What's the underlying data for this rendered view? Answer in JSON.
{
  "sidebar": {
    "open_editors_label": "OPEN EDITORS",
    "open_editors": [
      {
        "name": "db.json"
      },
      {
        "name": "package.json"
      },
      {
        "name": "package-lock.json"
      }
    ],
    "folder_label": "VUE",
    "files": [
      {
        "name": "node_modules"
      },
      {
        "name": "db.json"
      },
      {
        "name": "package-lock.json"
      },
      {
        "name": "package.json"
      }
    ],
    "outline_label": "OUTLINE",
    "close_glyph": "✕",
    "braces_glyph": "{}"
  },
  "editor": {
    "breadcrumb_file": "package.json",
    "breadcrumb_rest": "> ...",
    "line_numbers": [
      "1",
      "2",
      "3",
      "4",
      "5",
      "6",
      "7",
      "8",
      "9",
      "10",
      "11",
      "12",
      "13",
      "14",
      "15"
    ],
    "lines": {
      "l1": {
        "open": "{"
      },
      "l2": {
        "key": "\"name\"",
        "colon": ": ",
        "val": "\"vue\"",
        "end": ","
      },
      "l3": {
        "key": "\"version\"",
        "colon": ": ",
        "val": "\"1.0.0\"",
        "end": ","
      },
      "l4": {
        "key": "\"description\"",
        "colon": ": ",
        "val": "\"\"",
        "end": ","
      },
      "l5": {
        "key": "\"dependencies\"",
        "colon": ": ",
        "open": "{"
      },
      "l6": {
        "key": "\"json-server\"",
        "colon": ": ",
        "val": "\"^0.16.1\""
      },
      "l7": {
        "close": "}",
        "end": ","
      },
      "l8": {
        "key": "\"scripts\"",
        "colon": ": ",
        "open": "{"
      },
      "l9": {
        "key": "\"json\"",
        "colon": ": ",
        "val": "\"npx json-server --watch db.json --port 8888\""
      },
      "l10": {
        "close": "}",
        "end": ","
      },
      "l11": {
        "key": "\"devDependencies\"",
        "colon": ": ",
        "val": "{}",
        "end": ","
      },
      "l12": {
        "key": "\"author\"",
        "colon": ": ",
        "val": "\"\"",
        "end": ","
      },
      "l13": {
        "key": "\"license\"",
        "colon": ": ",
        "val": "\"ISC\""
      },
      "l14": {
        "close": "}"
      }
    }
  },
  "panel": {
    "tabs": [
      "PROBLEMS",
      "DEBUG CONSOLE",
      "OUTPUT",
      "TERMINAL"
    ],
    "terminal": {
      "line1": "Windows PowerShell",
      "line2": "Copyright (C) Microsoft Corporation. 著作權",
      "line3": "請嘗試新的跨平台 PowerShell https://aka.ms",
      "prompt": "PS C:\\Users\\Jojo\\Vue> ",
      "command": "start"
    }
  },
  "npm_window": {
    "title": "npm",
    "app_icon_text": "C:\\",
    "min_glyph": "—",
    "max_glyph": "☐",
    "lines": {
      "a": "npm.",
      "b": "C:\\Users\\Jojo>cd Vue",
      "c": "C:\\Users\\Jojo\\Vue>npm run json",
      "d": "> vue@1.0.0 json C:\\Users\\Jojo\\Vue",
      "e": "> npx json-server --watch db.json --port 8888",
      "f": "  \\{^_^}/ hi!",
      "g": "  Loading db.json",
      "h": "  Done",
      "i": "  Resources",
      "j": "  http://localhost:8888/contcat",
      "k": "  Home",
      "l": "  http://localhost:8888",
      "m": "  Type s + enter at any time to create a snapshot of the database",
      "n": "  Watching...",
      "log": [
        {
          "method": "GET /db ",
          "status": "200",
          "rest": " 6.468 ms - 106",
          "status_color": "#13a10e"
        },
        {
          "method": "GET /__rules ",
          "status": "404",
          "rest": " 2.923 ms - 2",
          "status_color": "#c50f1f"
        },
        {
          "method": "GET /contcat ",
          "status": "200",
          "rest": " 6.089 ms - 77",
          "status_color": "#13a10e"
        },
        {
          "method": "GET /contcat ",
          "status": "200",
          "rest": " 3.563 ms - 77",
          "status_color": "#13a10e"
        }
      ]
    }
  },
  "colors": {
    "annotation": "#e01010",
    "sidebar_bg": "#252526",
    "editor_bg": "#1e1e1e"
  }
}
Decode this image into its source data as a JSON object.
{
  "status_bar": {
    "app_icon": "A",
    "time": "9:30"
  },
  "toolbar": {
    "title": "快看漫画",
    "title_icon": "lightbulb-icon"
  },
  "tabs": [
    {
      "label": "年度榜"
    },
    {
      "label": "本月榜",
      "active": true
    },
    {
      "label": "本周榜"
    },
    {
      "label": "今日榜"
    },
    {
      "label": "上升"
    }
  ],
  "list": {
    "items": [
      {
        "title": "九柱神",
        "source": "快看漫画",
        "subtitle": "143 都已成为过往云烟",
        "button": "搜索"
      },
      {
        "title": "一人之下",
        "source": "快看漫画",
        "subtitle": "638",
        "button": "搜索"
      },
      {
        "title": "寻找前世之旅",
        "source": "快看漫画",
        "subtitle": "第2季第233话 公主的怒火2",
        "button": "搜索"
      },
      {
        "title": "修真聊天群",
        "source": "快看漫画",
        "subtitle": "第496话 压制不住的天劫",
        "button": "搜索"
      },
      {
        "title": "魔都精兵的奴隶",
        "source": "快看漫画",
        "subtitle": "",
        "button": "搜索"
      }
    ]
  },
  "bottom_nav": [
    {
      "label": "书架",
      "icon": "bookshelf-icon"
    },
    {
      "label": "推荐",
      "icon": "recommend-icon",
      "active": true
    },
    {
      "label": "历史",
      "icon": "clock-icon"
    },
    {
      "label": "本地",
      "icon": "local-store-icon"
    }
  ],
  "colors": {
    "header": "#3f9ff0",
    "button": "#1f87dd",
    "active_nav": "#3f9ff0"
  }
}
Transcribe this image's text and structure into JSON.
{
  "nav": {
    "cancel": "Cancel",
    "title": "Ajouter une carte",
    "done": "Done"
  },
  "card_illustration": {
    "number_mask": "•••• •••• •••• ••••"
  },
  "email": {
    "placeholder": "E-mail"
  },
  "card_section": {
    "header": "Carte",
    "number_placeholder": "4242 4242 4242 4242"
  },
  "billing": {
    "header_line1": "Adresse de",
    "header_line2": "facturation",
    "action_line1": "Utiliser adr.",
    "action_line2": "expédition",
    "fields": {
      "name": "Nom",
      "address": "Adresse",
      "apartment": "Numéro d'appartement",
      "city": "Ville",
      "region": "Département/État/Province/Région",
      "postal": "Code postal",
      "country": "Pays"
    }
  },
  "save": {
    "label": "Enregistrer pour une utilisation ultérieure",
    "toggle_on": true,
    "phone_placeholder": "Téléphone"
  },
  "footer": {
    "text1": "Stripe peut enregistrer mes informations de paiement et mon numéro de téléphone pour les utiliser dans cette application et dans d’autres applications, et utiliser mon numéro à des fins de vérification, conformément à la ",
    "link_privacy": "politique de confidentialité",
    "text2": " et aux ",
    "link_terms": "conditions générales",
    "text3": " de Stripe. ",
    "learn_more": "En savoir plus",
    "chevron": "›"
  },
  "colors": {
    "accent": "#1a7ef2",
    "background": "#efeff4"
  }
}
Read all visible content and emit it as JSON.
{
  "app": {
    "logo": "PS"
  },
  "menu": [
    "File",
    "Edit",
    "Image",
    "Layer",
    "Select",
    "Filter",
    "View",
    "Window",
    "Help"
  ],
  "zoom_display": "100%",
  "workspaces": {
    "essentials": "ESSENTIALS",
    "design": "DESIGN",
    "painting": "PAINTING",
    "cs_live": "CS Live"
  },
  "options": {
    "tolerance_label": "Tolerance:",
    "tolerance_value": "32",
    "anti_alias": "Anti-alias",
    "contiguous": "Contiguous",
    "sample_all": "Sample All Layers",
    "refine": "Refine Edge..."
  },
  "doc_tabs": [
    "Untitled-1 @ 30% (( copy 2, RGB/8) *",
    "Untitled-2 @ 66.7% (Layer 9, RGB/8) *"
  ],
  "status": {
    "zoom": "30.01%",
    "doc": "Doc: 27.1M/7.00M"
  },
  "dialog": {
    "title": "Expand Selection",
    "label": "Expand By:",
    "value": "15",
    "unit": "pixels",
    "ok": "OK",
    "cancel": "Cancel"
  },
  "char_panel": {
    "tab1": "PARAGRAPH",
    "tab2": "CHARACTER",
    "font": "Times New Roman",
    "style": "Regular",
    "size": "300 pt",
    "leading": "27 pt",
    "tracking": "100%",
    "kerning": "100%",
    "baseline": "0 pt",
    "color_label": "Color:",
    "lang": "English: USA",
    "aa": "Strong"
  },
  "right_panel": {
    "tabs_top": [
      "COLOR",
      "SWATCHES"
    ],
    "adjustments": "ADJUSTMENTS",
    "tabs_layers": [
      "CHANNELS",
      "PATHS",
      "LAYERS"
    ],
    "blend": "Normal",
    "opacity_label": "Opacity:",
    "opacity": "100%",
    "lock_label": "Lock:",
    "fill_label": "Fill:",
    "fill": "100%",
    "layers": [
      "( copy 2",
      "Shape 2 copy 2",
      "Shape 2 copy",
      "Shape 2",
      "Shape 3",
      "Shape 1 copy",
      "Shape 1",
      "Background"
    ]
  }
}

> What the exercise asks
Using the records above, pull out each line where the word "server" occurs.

> Exercise result
        "key": "\"json-server\"",
        "val": "\"npx json-server --watch db.json --port 8888\""
      "e": "> npx json-server --watch db.json --port 8888",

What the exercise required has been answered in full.